• AIM OF THE TASK: The records follow. Give them all back exactly.

PROVIDED RECORDS Block Start

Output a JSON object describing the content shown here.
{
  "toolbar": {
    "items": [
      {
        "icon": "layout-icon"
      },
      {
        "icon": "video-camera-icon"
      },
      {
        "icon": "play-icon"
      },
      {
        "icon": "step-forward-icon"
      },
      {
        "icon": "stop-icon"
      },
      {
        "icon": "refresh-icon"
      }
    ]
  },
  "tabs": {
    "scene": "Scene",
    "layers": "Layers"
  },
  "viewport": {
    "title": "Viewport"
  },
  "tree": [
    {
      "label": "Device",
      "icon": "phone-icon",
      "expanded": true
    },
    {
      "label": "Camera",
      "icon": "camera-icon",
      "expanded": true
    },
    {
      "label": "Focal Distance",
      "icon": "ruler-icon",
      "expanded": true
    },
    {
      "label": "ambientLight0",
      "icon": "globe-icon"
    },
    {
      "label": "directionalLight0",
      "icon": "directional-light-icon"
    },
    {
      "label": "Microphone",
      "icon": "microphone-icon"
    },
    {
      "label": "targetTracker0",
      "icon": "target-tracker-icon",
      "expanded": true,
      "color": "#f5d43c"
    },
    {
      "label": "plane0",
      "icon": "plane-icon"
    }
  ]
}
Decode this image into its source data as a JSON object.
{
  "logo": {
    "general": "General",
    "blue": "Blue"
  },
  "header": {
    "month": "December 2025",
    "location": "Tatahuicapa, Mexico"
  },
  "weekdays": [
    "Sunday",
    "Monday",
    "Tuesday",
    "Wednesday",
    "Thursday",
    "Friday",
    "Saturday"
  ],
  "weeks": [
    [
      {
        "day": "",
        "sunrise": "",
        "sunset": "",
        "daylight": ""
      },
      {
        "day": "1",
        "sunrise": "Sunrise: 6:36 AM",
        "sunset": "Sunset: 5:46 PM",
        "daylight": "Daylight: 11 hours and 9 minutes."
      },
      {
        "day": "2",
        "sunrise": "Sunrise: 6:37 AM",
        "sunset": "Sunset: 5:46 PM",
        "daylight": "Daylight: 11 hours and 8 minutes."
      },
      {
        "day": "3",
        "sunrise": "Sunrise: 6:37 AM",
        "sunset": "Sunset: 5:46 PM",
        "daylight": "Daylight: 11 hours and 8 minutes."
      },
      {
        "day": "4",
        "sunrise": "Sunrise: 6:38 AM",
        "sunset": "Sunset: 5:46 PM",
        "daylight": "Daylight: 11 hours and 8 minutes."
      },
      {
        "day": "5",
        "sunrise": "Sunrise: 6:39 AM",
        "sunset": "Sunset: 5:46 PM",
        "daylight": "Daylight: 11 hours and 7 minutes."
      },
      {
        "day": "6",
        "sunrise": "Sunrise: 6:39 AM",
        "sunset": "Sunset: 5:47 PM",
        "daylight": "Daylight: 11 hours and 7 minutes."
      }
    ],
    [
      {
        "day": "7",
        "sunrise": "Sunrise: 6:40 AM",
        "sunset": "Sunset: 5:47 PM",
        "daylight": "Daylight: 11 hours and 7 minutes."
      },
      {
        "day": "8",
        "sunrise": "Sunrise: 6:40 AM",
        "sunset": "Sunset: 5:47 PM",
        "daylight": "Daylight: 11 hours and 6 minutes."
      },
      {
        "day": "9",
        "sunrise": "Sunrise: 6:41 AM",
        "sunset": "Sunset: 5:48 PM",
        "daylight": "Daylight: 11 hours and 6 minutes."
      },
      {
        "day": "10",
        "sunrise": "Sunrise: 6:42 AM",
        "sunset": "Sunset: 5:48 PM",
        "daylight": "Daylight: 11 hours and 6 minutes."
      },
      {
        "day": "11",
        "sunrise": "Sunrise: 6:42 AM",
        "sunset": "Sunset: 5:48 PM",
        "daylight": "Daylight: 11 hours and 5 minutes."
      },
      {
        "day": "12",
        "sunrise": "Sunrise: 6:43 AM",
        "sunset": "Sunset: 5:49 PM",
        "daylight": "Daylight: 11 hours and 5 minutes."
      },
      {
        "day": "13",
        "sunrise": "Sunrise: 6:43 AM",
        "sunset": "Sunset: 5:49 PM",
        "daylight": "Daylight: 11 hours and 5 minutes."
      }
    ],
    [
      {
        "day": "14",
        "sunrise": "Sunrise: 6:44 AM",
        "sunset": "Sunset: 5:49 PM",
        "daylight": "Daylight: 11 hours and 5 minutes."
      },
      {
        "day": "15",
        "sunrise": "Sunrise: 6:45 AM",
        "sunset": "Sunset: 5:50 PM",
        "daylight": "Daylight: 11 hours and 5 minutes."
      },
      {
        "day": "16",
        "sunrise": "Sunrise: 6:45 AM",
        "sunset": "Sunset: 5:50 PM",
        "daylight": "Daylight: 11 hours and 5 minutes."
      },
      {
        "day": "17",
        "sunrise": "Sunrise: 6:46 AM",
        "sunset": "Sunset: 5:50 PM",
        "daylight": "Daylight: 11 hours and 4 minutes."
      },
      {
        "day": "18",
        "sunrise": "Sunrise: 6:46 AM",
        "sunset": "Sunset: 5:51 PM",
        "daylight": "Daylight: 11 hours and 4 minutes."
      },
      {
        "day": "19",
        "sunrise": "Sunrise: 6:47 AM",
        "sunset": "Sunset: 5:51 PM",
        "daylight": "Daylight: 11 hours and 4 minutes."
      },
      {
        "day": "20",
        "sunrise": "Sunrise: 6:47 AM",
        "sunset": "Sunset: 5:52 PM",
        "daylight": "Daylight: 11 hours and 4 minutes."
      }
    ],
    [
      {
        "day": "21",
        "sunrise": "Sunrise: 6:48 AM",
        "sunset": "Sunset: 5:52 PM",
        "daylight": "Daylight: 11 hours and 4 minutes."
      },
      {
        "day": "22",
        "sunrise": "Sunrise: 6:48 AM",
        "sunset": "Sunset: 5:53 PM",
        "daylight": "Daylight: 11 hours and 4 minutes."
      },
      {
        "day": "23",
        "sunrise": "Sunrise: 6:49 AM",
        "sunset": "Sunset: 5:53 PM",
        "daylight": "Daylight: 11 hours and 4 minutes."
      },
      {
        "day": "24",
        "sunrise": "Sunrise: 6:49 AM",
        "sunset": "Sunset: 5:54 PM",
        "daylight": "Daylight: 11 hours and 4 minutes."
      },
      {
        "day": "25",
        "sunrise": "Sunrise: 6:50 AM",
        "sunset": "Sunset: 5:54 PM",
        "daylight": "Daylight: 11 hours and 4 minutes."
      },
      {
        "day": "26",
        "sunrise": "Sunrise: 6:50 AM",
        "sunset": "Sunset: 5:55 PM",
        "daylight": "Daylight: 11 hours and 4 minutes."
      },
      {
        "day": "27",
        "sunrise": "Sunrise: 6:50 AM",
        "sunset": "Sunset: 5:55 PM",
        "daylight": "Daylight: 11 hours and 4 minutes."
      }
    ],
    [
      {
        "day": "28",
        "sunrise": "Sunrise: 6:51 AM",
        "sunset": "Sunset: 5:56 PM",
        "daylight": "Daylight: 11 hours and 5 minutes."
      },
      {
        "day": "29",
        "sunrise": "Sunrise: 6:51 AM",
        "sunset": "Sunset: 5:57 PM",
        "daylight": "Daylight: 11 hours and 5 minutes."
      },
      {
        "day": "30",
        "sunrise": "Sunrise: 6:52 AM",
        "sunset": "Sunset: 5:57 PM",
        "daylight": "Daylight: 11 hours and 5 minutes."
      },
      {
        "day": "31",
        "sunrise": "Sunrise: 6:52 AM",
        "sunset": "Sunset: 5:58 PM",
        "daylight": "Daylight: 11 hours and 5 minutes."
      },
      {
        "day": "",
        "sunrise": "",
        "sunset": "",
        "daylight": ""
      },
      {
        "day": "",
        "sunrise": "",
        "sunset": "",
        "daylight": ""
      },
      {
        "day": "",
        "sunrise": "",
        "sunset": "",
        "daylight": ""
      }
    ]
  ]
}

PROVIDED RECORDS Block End

• THE ANSWER:
Output a JSON object describing the content shown here.
{
  "toolbar": {
    "items": [
      {
        "icon": "layout-icon"
      },
      {
        "icon": "video-camera-icon"
      },
      {
        "icon": "play-icon"
      },
      {
        "icon": "step-forward-icon"
      },
      {
        "icon": "stop-icon"
      },
      {
        "icon": "refresh-icon"
      }
    ]
  },
  "tabs": {
    "scene": "Scene",
    "layers": "Layers"
  },
  "viewport": {
    "title": "Viewport"
  },
  "tree": [
    {
      "label": "Device",
      "icon": "phone-icon",
      "expanded": true
    },
    {
      "label": "Camera",
      "icon": "camera-icon",
      "expanded": true
    },
    {
      "label": "Focal Distance",
      "icon": "ruler-icon",
      "expanded": true
    },
    {
      "label": "ambientLight0",
      "icon": "globe-icon"
    },
    {
      "label": "directionalLight0",
      "icon": "directional-light-icon"
    },
    {
      "label": "Microphone",
      "icon": "microphone-icon"
    },
    {
      "label": "targetTracker0",
      "icon": "target-tracker-icon",
      "expanded": true,
      "color": "#f5d43c"
    },
    {
      "label": "plane0",
      "icon": "plane-icon"
    }
  ]
}
Decode this image into its source data as a JSON object.
{
  "logo": {
    "general": "General",
    "blue": "Blue"
  },
  "header": {
    "month": "December 2025",
    "location": "Tatahuicapa, Mexico"
  },
  "weekdays": [
    "Sunday",
    "Monday",
    "Tuesday",
    "Wednesday",
    "Thursday",
    "Friday",
    "Saturday"
  ],
  "weeks": [
    [
      {
        "day": "",
        "sunrise": "",
        "sunset": "",
        "daylight": ""
      },
      {
        "day": "1",
        "sunrise": "Sunrise: 6:36 AM",
        "sunset": "Sunset: 5:46 PM",
        "daylight": "Daylight: 11 hours and 9 minutes."
      },
      {
        "day": "2",
        "sunrise": "Sunrise: 6:37 AM",
        "sunset": "Sunset: 5:46 PM",
        "daylight": "Daylight: 11 hours and 8 minutes."
      },
      {
        "day": "3",
        "sunrise": "Sunrise: 6:37 AM",
        "sunset": "Sunset: 5:46 PM",
        "daylight": "Daylight: 11 hours and 8 minutes."
      },
      {
        "day": "4",
        "sunrise": "Sunrise: 6:38 AM",
        "sunset": "Sunset: 5:46 PM",
        "daylight": "Daylight: 11 hours and 8 minutes."
      },
      {
        "day": "5",
        "sunrise": "Sunrise: 6:39 AM",
        "sunset": "Sunset: 5:46 PM",
        "daylight": "Daylight: 11 hours and 7 minutes."
      },
      {
        "day": "6",
        "sunrise": "Sunrise: 6:39 AM",
        "sunset": "Sunset: 5:47 PM",
        "daylight": "Daylight: 11 hours and 7 minutes."
      }
    ],
    [
      {
        "day": "7",
        "sunrise": "Sunrise: 6:40 AM",
        "sunset": "Sunset: 5:47 PM",
        "daylight": "Daylight: 11 hours and 7 minutes."
      },
      {
        "day": "8",
        "sunrise": "Sunrise: 6:40 AM",
        "sunset": "Sunset: 5:47 PM",
        "daylight": "Daylight: 11 hours and 6 minutes."
      },
      {
        "day": "9",
        "sunrise": "Sunrise: 6:41 AM",
        "sunset": "Sunset: 5:48 PM",
        "daylight": "Daylight: 11 hours and 6 minutes."
      },
      {
        "day": "10",
        "sunrise": "Sunrise: 6:42 AM",
        "sunset": "Sunset: 5:48 PM",
        "daylight": "Daylight: 11 hours and 6 minutes."
      },
      {
        "day": "11",
        "sunrise": "Sunrise: 6:42 AM",
        "sunset": "Sunset: 5:48 PM",
        "daylight": "Daylight: 11 hours and 5 minutes."
      },
      {
        "day": "12",
        "sunrise": "Sunrise: 6:43 AM",
        "sunset": "Sunset: 5:49 PM",
        "daylight": "Daylight: 11 hours and 5 minutes."
      },
      {
        "day": "13",
        "sunrise": "Sunrise: 6:43 AM",
        "sunset": "Sunset: 5:49 PM",
        "daylight": "Daylight: 11 hours and 5 minutes."
      }
    ],
    [
      {
        "day": "14",
        "sunrise": "Sunrise: 6:44 AM",
        "sunset": "Sunset: 5:49 PM",
        "daylight": "Daylight: 11 hours and 5 minutes."
      },
      {
        "day": "15",
        "sunrise": "Sunrise: 6:45 AM",
        "sunset": "Sunset: 5:50 PM",
        "daylight": "Daylight: 11 hours and 5 minutes."
      },
      {
        "day": "16",
        "sunrise": "Sunrise: 6:45 AM",
        "sunset": "Sunset: 5:50 PM",
        "daylight": "Daylight: 11 hours and 5 minutes."
      },
      {
        "day": "17",
        "sunrise": "Sunrise: 6:46 AM",
        "sunset": "Sunset: 5:50 PM",
        "daylight": "Daylight: 11 hours and 4 minutes."
      },
      {
        "day": "18",
        "sunrise": "Sunrise: 6:46 AM",
        "sunset": "Sunset: 5:51 PM",
        "daylight": "Daylight: 11 hours and 4 minutes."
      },
      {
        "day": "19",
        "sunrise": "Sunrise: 6:47 AM",
        "sunset": "Sunset: 5:51 PM",
        "daylight": "Daylight: 11 hours and 4 minutes."
      },
      {
        "day": "20",
        "sunrise": "Sunrise: 6:47 AM",
        "sunset": "Sunset: 5:52 PM",
        "daylight": "Daylight: 11 hours and 4 minutes."
      }
    ],
    [
      {
        "day": "21",
        "sunrise": "Sunrise: 6:48 AM",
        "sunset": "Sunset: 5:52 PM",
        "daylight": "Daylight: 11 hours and 4 minutes."
      },
      {
        "day": "22",
        "sunrise": "Sunrise: 6:48 AM",
        "sunset": "Sunset: 5:53 PM",
        "daylight": "Daylight: 11 hours and 4 minutes."
      },
      {
        "day": "23",
        "sunrise": "Sunrise: 6:49 AM",
        "sunset": "Sunset: 5:53 PM",
        "daylight": "Daylight: 11 hours and 4 minutes."
      },
      {
        "day": "24",
        "sunrise": "Sunrise: 6:49 AM",
        "sunset": "Sunset: 5:54 PM",
        "daylight": "Daylight: 11 hours and 4 minutes."
      },
      {
        "day": "25",
        "sunrise": "Sunrise: 6:50 AM",
        "sunset": "Sunset: 5:54 PM",
        "daylight": "Daylight: 11 hours and 4 minutes."
      },
      {
        "day": "26",
        "sunrise": "Sunrise: 6:50 AM",
        "sunset": "Sunset: 5:55 PM",
        "daylight": "Daylight: 11 hours and 4 minutes."
      },
      {
        "day": "27",
        "sunrise": "Sunrise: 6:50 AM",
        "sunset": "Sunset: 5:55 PM",
        "daylight": "Daylight: 11 hours and 4 minutes."
      }
    ],
    [
      {
        "day": "28",
        "sunrise": "Sunrise: 6:51 AM",
        "sunset": "Sunset: 5:56 PM",
        "daylight": "Daylight: 11 hours and 5 minutes."
      },
      {
        "day": "29",
        "sunrise": "Sunrise: 6:51 AM",
        "sunset": "Sunset: 5:57 PM",
        "daylight": "Daylight: 11 hours and 5 minutes."
      },
      {
        "day": "30",
        "sunrise": "Sunrise: 6:52 AM",
        "sunset": "Sunset: 5:57 PM",
        "daylight": "Daylight: 11 hours and 5 minutes."
      },
      {
        "day": "31",
        "sunrise": "Sunrise: 6:52 AM",
        "sunset": "Sunset: 5:58 PM",
        "daylight": "Daylight: 11 hours and 5 minutes."
      },
      {
        "day": "",
        "sunrise": "",
        "sunset": "",
        "daylight": ""
      },
      {
        "day": "",
        "sunrise": "",
        "sunset": "",
        "daylight": ""
      },
      {
        "day": "",
        "sunrise": "",
        "sunset": "",
        "daylight": ""
      }
    ]
  ]
}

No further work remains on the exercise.